Is the Bank of Canada sufficiently transparent on monetary policy?

Senator Diane Bellemare

QUOI Media

Canadians and the financial markets are often nervous on the day the Governor of the Bank of Canada announces the key interest rate. Not surprising, given the financial consequences for people’s wallets and the impact of this decision on the economy.

Do we really know how this decision is made?

Technically, the Governor of the Bank of Canada determines the key interest rate eight times a year in the context of monetary policy. He is supported by his Governing Council, made up of Deputy Governors whom he has chosen and who work for the Bank. In recent months, an external non-executive Deputy Governor has joined the committee.

But the Governor and his team could get it wrong, and the Bank Act is of no assistance.

The Bank Act was adopted in 1935 while the General Theory on Employment, Interest and Money of Lord Keynes was published in 1936. The Act was amended through time and revised in 1985. The preamble to the Bank’s Act was never changed and presents a list of objectives, of equal importance, with the intent, as the Act summarizes, “to promote the economic and financial welfare of Canada.” But the specific mandates for the Bank and for monetary policy have never been incorporated in the Act.

The Act gives the Governor full powers to act as he sees fit, without any transparency requirements.  It’s time we updated the Bank Act to reflect contemporary economic realities.

Since 1991, there is a monetary policy framework specified through a five-year agreement prepared by the Bank in agreement with the government through the Minister of Finance. This framework determines an inflation rate target without specifying the timeframe for achieving it. For the last thirty years, and renewed in December 2021, the agreement has targeted a two per cent year-on-year increase in the overall consumer price index (CPI).

This agreement is tabled in Parliament but is not subject to any parliamentary approval or accountability. The framework, which has no legal force, allows the Governor to raise the base interest rate as long as the overall CPI increases by more than two per cent. This is a simple rule for a problem that is not at all simple.

Indeed, inflation in the 21st Century has become a more complex issue than in previous generations. It is not mainly an excess demand problem. The climate crisis, political uncertainty, reversed globalization, demographic issues, all create supply shocks that will impact inflation. The target of two per cent may no longer be realistic.

Rising interest rates reduce with certainty consumption, investment, growth and employment. But it is not clear that it will reduce prices without creating a recession.

The Bank of Canada should not put aside its main purpose — the prosperity of Canadians — in the name of a risky strategy. Besides, there are alternatives.

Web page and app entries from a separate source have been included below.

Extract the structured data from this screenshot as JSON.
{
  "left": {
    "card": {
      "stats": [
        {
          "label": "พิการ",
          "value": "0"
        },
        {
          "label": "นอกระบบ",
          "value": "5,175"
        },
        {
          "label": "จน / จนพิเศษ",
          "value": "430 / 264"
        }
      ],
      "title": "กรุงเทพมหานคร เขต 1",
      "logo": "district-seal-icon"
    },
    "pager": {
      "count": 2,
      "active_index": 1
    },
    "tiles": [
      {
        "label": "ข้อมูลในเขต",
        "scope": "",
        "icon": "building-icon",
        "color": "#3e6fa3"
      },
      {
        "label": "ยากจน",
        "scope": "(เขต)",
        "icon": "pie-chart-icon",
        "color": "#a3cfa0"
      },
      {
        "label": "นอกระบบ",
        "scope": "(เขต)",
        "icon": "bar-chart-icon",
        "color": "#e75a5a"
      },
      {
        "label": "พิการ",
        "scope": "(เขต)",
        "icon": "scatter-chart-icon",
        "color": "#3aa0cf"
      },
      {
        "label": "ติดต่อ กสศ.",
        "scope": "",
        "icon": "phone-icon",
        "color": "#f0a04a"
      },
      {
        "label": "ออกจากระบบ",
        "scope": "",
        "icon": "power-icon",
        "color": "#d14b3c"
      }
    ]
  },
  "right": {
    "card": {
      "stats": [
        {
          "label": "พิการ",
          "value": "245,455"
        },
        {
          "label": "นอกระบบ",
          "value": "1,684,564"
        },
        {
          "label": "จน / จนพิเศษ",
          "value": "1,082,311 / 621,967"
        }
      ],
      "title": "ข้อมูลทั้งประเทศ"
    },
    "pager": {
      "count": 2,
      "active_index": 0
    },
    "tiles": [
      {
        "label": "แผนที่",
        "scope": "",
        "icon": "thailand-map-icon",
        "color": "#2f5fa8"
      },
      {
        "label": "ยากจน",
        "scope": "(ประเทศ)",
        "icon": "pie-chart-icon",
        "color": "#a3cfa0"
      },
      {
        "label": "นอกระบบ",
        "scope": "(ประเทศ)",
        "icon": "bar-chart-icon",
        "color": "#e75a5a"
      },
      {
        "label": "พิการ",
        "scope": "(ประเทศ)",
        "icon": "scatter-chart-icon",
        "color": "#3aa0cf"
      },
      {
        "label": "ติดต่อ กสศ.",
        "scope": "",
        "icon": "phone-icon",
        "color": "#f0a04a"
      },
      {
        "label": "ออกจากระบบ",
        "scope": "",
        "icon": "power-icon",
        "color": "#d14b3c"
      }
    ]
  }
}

Section 91 of the 1867 Constitution gives responsibility to the Canadian Parliament for making laws for the peace, order and good government of Canada in the areas of banking, the issue of paper, interest and legal tender. In short, from a legal standpoint, although the Bank Act gives the Governor and the Bank a great deal of autonomy, the Bank is not above Parliament. It must explain how its policy reduces inflation and at what cost.

Currently, the Governor explains his view in Parliamentary committees and to the media. And recently, the Bank started publishing the summary of the deliberations on the interest rate decision. Four times a year, it publishes a review of the general economic context. This is where the Bank of Canada’s transparency ends.

We do not know the economic and financial costs of the Bank of Canada’s strategy for individuals, businesses and governments. What are the redistributive effects, the effects on investment and productivity? What are the specific indicators on which decisions are based? What are the alternatives?

The Governor of the Bank of Canada has enormous powers compared to other central banks, which have a dual mandate (United States, Australia, New Zealand) that gives equal importance to price stability and full employment or have a monetary policy committee (United States, England, New Zealand) with external members that can propose alternative views.

If supply chains shocks are to become common, shouldn’t Canada’s monetary policy take them into account?  By repeatedly raising interest rates to bring inflation down, aren’t we compromising the future of the country by damaging business start-ups, housing construction and the climate transition, as well as tangible and intangible investment such as human capital?

The time has come to demand greater transparency on the real impact of short- and medium-term monetary policy on the Canadian economy and to amend the Bank Act.

Diane Bellemare is a Quebec Senator and an economist.